▶ [What this task involves]:
Where the string "contacts" occurs in a line of the data below, that line should be copied.
◆ ◆ ◆ ◆
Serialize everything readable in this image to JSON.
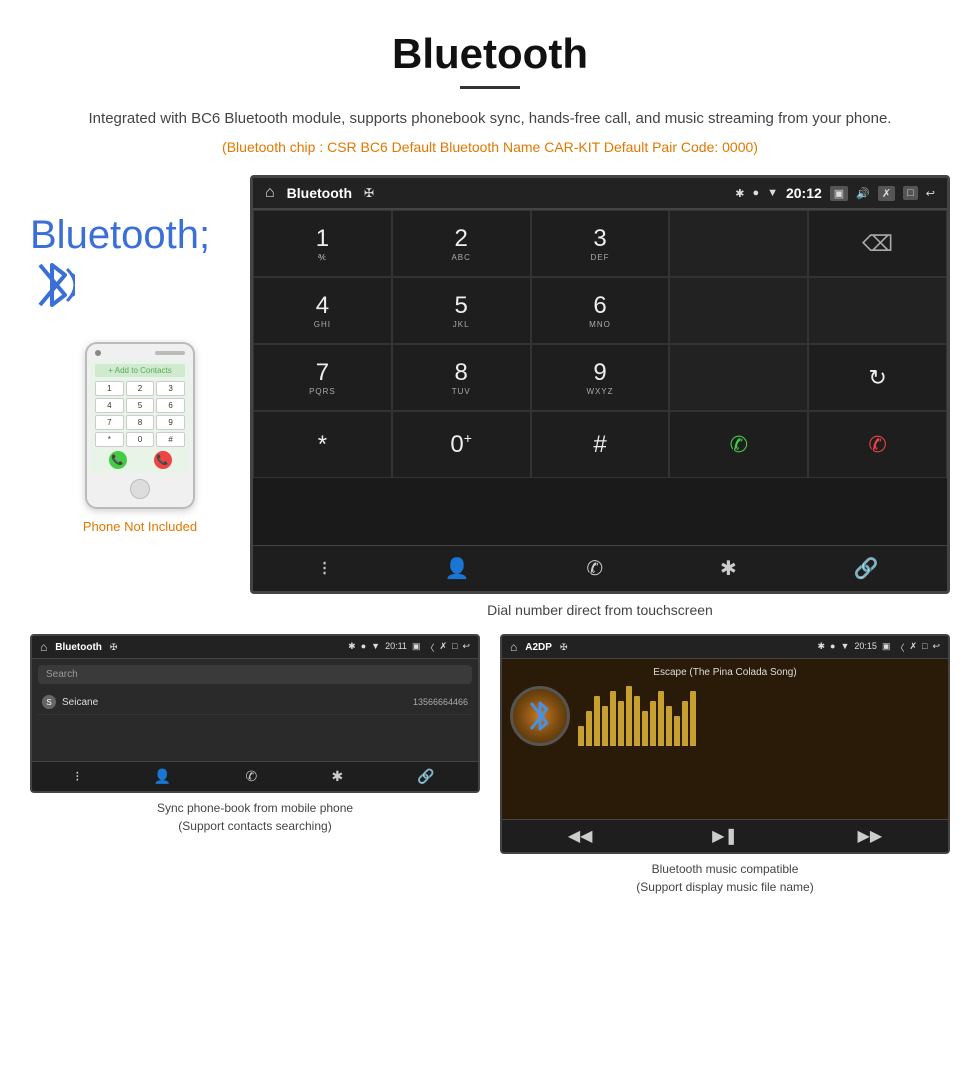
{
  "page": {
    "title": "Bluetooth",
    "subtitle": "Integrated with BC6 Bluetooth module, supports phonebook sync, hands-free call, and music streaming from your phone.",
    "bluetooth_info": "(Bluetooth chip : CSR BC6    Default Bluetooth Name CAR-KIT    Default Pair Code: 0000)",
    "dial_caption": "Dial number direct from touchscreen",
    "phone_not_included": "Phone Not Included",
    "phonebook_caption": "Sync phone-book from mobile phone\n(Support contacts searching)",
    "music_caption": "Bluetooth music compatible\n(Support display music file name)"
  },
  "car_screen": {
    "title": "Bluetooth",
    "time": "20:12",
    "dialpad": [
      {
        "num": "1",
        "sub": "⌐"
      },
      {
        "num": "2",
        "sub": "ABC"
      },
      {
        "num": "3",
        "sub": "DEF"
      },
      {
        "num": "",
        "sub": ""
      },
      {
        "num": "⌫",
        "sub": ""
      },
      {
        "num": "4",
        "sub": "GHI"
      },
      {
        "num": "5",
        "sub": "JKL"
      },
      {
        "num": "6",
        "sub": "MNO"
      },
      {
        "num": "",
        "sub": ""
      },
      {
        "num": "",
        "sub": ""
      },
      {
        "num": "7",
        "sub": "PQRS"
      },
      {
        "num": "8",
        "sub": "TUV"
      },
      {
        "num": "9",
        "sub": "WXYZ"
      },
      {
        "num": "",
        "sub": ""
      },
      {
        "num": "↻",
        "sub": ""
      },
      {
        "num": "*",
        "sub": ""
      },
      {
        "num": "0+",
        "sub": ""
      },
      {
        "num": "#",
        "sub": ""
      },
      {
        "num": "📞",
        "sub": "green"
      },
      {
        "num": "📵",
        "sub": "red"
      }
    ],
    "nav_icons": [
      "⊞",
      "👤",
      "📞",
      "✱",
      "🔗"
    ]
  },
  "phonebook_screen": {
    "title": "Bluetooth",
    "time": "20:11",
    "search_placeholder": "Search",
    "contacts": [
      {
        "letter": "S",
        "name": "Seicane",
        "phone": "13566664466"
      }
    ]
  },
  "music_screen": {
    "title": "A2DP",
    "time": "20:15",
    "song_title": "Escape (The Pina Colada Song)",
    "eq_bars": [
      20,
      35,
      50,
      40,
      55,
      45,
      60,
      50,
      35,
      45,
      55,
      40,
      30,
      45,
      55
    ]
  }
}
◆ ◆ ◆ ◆
▶ [Reply]:
    "phonebook_caption": "Sync phone-book from mobile phone\n(Support contacts searching)",
    "contacts": [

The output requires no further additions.